Compensation: Class credit. Compensation may be available in special cases.

Required Education: Undergraduate or master’s students in systems engineering, computer science, applied mathematics and statistics, biomedical engineering, or relevant fields. No previous research/industry experience required.

Desired knowledge, skills, and abilities:

  • Excellent high-level communication skills
  • Strong critical thinking and analytical reasoning skills
  • Ability to execute assigned project tasks within an established schedule
  • Sound documentation skills (i.e., writes and communicates clearly and concisely)
  • Proficiency with multiple programming languages (e.g., Python, R, Julia)
  • Strong data sciences, data analytics, and AI skills and knowledge
  • Prior experience in health care-oriented research desired but not necessary
  • Experience in spatiotemporal analysis and software desired but not necessary

Application Process: Please send your resume, a one-page cover letter (describing relevant course work, research experience, and/or plans for your industry/research career) and contact information for one letter of recommendation/professional reference (only the contact information, we will request the letters ourselves for select candidates). Email applications to Jim Fackler with the subject line “MCEH Internship Application.”

Application Status: Open


Strategic Initiatives

Identifying Mechanisms Responsible for Inequitable Health Outcomes for COVID-19

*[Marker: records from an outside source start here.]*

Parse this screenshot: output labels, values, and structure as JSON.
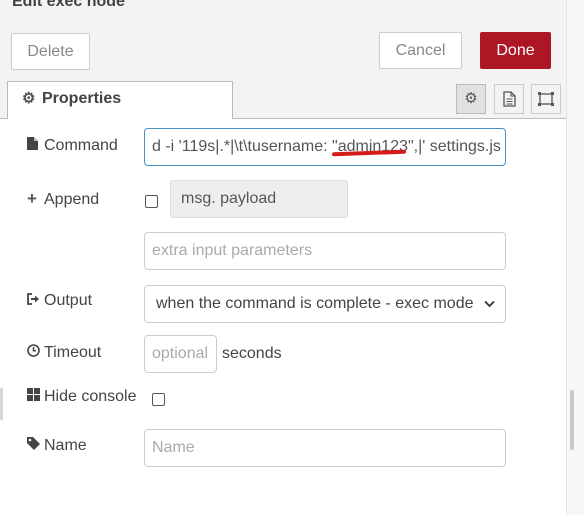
{
  "header": {
    "title": "Edit exec node"
  },
  "toolbar": {
    "delete_label": "Delete",
    "cancel_label": "Cancel",
    "done_label": "Done"
  },
  "tabs": {
    "properties_label": "Properties"
  },
  "form": {
    "command": {
      "label": "Command",
      "value": "d -i '119s|.*|\\t\\tusername: \"admin123\",|'  settings.js"
    },
    "append": {
      "label": "Append",
      "typed_value": "msg. payload",
      "checked": false,
      "extra_placeholder": "extra input parameters"
    },
    "output": {
      "label": "Output",
      "selected": "when the command is complete - exec mode"
    },
    "timeout": {
      "label": "Timeout",
      "placeholder": "optional",
      "unit": "seconds"
    },
    "hide_console": {
      "label": "Hide console",
      "checked": false
    },
    "name": {
      "label": "Name",
      "placeholder": "Name"
    }
  },
  "colors": {
    "done_button": "#ad1625",
    "focus_border": "#4a90c2",
    "annotation_underline": "#d61b1b"
  },
  "icons": [
    "gear-icon",
    "document-icon",
    "frame-icon",
    "file-icon",
    "plus-icon",
    "sign-out-icon",
    "clock-icon",
    "windows-icon",
    "tag-icon",
    "chevron-down-icon"
  ]
}
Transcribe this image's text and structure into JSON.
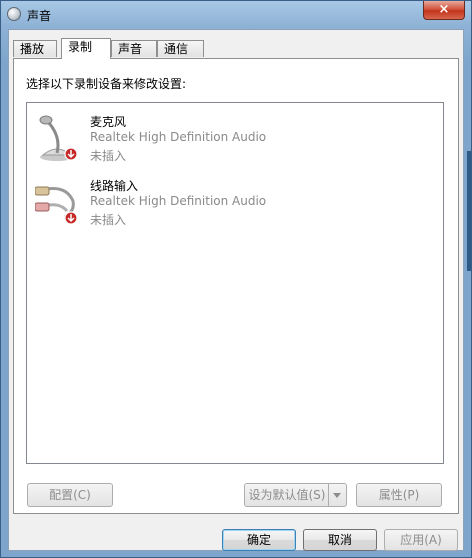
{
  "window": {
    "title": "声音",
    "close_glyph": "×"
  },
  "tabs": [
    {
      "label": "播放",
      "active": false
    },
    {
      "label": "录制",
      "active": true
    },
    {
      "label": "声音",
      "active": false
    },
    {
      "label": "通信",
      "active": false
    }
  ],
  "recording": {
    "instruction": "选择以下录制设备来修改设置:",
    "devices": [
      {
        "name": "麦克风",
        "driver": "Realtek High Definition Audio",
        "status": "未插入",
        "icon": "microphone-icon"
      },
      {
        "name": "线路输入",
        "driver": "Realtek High Definition Audio",
        "status": "未插入",
        "icon": "line-in-cable-icon"
      }
    ]
  },
  "buttons": {
    "configure": "配置(C)",
    "set_default": "设为默认值(S)",
    "properties": "属性(P)",
    "ok": "确定",
    "cancel": "取消",
    "apply": "应用(A)"
  }
}
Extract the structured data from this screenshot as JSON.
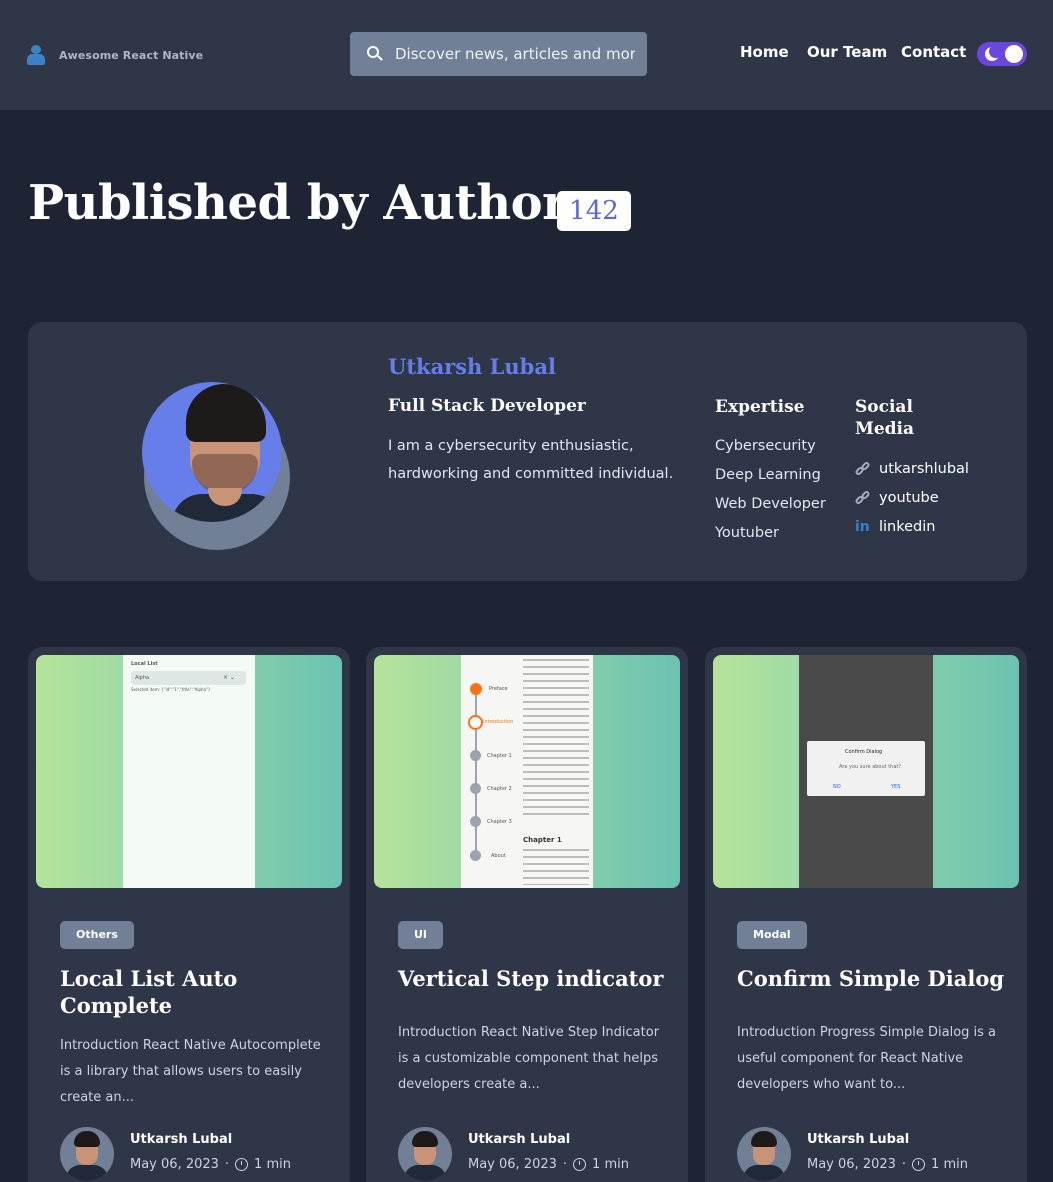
{
  "header": {
    "brand_name": "Awesome React Native",
    "search_placeholder": "Discover news, articles and more..",
    "nav": [
      "Home",
      "Our Team",
      "Contact"
    ],
    "theme_toggle": "dark"
  },
  "page": {
    "title": "Published by Author",
    "post_count": "142"
  },
  "author": {
    "name": "Utkarsh Lubal",
    "role": "Full Stack Developer",
    "bio": "I am a cybersecurity enthusiastic, hardworking and committed individual.",
    "expertise_heading": "Expertise",
    "expertise": [
      "Cybersecurity",
      "Deep Learning",
      "Web Developer",
      "Youtuber"
    ],
    "social_heading": "Social Media",
    "social": [
      {
        "label": "utkarshlubal",
        "icon": "link-icon"
      },
      {
        "label": "youtube",
        "icon": "link-icon"
      },
      {
        "label": "linkedin",
        "icon": "linkedin-icon"
      }
    ]
  },
  "posts": [
    {
      "tag": "Others",
      "title": "Local List Auto Complete",
      "excerpt": "Introduction React Native Autocomplete is a library that allows users to easily create an...",
      "author": "Utkarsh Lubal",
      "date": "May 06, 2023",
      "read_time": "1 min"
    },
    {
      "tag": "UI",
      "title": "Vertical Step indicator",
      "excerpt": "Introduction React Native Step Indicator is a customizable component that helps developers create a...",
      "author": "Utkarsh Lubal",
      "date": "May 06, 2023",
      "read_time": "1 min"
    },
    {
      "tag": "Modal",
      "title": "Confirm Simple Dialog",
      "excerpt": "Introduction Progress Simple Dialog is a useful component for React Native developers who want to...",
      "author": "Utkarsh Lubal",
      "date": "May 06, 2023",
      "read_time": "1 min"
    }
  ],
  "thumbnails": {
    "autocomplete": {
      "header": "Local List",
      "input": "Alpha",
      "selected": "Selected item: {\"id\":\"1\",\"title\":\"Alpha\"}"
    },
    "stepper": {
      "steps": [
        "Preface",
        "Introduction",
        "Chapter 1",
        "Chapter 2",
        "Chapter 3",
        "About"
      ],
      "content_title": "Chapter 1"
    },
    "dialog": {
      "title": "Confirm Dialog",
      "message": "Are you sure about that?",
      "no": "NO",
      "yes": "YES"
    }
  },
  "colors": {
    "accent": "#667eea",
    "toggle": "#6b46e0",
    "background": "#1e2433",
    "card": "#2e3648"
  }
}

The COVID-19 pandemic has exposed longstanding health inequities in United States; evidence is mounting that some ethnic groups are suffering far worse outcomes, including mortality, compared to others. Precise mechanisms driving these disparities are not currently well understood, and may include socioeconomic factors, prevalence of important comorbidities, or even other mechanisms such as differential adherence to government interventions.

In this proposed study, the team will leverage modern causal inference methodology to investigate mechanisms behind observed disparities associated with causal pathways mediated by by socioeconomic factors, biological factors, or differences in care. Their findings will be made available to the scientific and legislative communities as soon as possible to help guide continued research and political intervention to mitigate the causes of inequitable health outcomes in COVID-19.

This project is a continuation of work started at the center’s 2021 symposium, “Disparities and COVID-19: A Two Day Virtual Workshop on Data Science for Social Good.”

Research Team: